The League of Women Voters of the United States believes that the direct-popular-vote method for electing the President and Vice-President is essential to representative government. The League of Women Voters believes, therefore, that the Electoral College should be abolished. We support the use of the National Popular Vote Compact as one acceptable way to achieve the goal of the direct popular vote for election of the president until the abolition of the Electoral College is accomplished. The League also supports uniform voting qualifications and procedures for presidential elections. The League supports changes in the presidential election system – from the candidate selection process to the general election. We support efforts to provide voters with sufficient information about candidates and their positions, public policy issues and the selection process itself. The League supports action to ensure that the media, political parties, candidates, and all levels of government achieve these goals and provide that information.
~ Statement of Position on Selection of the President, as Announced by National Board, January 1970, Revised March 1982, Updated June 2004 and Revised by the 2010 Convention
The previous posts in this series focused on changing the Electoral College. This one proposes abolishing it. The current system encourages presidential candidates and campaigns to focus on a handful of swing-states while ignoring the rest. Four out of five voters were ignored during the 2012 presidential contest.
This winner-take-all system has produced four presidents who lost the popular vote (1 out of 14 elections): John Q. Adams (1824), Rutherford B. Hayes (1876), Benjamin Harrison (1888), and George W. Bush (2000). In these instances, voters view the outcome as unfair and feel disenfranchised. Furthermore, the process loses credibility.
A 2007 Washington Post poll revealed that a majority of Americans favor the popular vote (question 22)—Democrats 78%, Republicans 60%, and Independents 73%. More recently, it was reported that by a two-to-one margin Americans want the Electoral College eliminated.
The National Popular Vote (NPV) bill has been gaining traction for all the above reasons, and more. The League of Women Voters (LWV) conducted a NPV Compact Study in 2009 though this is different than the direct-popular-vote method they support.

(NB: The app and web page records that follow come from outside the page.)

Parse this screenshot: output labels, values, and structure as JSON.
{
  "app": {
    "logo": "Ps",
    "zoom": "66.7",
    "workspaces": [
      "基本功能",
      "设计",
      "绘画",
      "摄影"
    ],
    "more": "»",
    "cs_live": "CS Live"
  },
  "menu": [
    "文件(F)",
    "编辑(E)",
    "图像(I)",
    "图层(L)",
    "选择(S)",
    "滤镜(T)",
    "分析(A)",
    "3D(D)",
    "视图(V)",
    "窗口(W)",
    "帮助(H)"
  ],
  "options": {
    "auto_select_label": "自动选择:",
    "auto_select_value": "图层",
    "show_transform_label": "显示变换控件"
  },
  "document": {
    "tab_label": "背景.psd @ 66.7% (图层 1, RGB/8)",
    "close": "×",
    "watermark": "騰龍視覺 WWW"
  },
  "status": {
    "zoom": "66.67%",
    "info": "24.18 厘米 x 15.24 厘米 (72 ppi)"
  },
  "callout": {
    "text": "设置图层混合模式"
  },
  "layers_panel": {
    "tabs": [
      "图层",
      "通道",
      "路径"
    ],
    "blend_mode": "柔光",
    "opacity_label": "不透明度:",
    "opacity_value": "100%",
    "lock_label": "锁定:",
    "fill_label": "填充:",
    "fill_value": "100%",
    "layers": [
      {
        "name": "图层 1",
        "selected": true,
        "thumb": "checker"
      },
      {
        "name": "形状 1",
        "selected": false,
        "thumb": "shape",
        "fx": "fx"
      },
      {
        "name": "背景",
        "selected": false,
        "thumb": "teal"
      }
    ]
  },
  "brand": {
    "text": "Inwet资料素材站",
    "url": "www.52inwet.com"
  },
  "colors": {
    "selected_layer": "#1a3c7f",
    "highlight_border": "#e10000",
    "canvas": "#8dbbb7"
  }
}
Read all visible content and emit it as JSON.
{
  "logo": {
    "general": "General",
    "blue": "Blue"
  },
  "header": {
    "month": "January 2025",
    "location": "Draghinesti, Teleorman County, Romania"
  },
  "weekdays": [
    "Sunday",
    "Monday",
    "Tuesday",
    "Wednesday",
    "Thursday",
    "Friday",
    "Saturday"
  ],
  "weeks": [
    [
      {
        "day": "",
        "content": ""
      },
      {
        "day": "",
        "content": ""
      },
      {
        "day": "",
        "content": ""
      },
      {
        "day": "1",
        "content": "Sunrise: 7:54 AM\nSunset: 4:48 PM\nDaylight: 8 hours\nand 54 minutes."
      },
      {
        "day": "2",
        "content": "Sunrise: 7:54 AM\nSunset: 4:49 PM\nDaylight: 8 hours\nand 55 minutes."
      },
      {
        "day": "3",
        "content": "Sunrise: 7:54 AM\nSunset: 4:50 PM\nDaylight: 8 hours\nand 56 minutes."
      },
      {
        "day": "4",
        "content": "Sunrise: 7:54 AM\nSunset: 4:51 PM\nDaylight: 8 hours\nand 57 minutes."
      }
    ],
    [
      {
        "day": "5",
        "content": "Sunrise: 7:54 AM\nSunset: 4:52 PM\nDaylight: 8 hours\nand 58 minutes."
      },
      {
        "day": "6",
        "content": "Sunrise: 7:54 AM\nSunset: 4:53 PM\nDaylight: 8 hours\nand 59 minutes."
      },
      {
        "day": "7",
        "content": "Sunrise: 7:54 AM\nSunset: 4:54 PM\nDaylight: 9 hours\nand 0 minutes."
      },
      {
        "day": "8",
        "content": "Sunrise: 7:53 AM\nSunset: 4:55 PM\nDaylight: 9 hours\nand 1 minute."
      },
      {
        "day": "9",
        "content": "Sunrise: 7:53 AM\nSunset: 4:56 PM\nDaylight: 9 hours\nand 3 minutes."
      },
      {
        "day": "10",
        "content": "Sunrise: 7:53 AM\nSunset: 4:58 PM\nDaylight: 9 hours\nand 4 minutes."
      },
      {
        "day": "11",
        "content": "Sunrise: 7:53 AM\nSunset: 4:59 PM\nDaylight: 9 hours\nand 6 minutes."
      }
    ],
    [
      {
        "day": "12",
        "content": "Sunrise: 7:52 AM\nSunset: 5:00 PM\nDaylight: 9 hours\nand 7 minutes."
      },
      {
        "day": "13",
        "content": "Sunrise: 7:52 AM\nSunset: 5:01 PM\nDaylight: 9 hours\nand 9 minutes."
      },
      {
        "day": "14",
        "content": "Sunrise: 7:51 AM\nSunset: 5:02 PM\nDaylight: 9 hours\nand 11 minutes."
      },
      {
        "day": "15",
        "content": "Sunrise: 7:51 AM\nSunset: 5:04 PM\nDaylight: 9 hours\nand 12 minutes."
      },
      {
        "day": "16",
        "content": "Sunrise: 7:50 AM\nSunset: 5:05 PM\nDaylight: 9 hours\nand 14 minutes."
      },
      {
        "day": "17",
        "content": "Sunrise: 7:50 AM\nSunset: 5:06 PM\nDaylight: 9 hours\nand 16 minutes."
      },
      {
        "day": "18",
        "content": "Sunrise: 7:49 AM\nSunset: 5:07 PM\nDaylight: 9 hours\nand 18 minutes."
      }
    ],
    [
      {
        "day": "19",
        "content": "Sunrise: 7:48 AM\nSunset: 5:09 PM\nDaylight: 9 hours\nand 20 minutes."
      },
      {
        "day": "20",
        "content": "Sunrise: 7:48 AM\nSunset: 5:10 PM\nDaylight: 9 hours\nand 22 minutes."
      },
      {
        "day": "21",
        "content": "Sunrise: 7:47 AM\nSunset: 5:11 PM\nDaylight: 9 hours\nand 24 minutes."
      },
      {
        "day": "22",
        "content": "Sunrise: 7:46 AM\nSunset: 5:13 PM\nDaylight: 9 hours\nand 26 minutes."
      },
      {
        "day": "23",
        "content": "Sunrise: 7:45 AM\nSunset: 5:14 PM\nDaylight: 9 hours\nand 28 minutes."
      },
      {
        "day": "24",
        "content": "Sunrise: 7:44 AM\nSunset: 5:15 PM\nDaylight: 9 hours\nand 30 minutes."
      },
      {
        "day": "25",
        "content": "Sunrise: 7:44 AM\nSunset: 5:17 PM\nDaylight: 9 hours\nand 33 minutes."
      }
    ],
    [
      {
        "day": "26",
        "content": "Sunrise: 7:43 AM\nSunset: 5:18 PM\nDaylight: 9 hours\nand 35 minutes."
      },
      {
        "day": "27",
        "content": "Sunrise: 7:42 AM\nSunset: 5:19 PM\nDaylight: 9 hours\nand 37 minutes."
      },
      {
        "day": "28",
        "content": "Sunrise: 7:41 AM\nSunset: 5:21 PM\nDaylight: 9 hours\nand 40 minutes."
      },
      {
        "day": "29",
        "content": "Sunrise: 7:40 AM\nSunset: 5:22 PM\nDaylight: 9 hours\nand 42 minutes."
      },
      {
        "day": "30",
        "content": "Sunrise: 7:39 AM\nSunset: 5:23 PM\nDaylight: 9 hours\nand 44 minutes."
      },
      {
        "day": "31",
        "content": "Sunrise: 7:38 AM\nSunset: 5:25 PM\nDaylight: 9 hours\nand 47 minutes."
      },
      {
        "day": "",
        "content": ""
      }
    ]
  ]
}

As of August 1, 2012, this bill has been enacted by 9 jurisdictions holding 132 electoral votes (VT, MD, WA, IL, NJ, DC, MA, CA, HI). The NPV bill preserves the Electoral College and states retain control of elections, therefore, 270 electoral votes are necessary in order to activate the NPV. How does this work?
All electoral votes from the enacting states would be awarded to the presidential candidate who receives the most popular votes in all 50 states (and DC). Seems easy enough, yet the below arguments reveal the complexities of passing the NPV.
- States would be forced to give their electoral votes to the winner even if their popular vote went to the losing candidate. Utah State Representative Fred Cox makes this argument using Utah as an example.
- It advantages urban areas over rural ones.
- The NPV Compact could allow as few as 11 states to determine the outcome. (Here’s an explanation as to why this most likely would not happen. (Influencing the Winner, p.3))
- States not endorsing the Compact could create constitutional issues.
- Enforcing the NPV Compact may be difficult and cause disruptions in an election.
- There is no system in place for national recounts.
- Potential to violate the Voting Rights Act.
- Eliminates the chance of electing a president who did not win the popular vote.
- Candidates and campaigns will pay attention to all states.
- Voters will feel their vote matters, likely increasing voter turnout as voters have a higher stake in elections.
- The NPV does not require a constitutional amendment.
- The political power of small states would be increased.
- Attempts of voter suppression and election fraud would be diminished since the battleground states would have less influence.
- Per the LWV, the NPV Compact is in “total harmony with both the terms and purpose of the Voting Rights Act.” (Other Issues, p.4)
- Every vote is counted fairly and equally.
Clearly, there is movement toward the popular vote. The LWV reject reforming the Electoral College, particularly apportioning electoral votes based on the percentage of a state’s popular vote—the very solution proposed in my February 19 post—because of the increased chance that no candidate would receive a majority of electoral votes thus relinquishing the fate of the presidency to the House of Representatives.
That is a possibility. However, the three elections I analyzed met the 270-vote threshold. My assessments excluded third-party candidates, so I revisited the data and found that third-party candidates obtained anywhere from 0-3% of the popular vote in any state, so their influence was negligible on my results. However, this may not always be the case.
The way to ensure fair, representative elections is to abolish the Electoral College and implement the direct popular vote, as supported by the LWV. Whoever wins the majority of votes, wins the presidency. This may open up the process to the election of a third-party candidate, who currently stands little chance of winning against the two-party system.
The NPV may be a suitable alternative for now since it does not require a constitutional amendment, which abolishing the Electoral College most definitely would. However, the push for the direct popular vote should proceed because it would eliminate many of the arguments opposing implementation of the NPV.
Updated February 27, 2013: League of Women Voters Position on the National Popular Vote, submitted by FairVote.org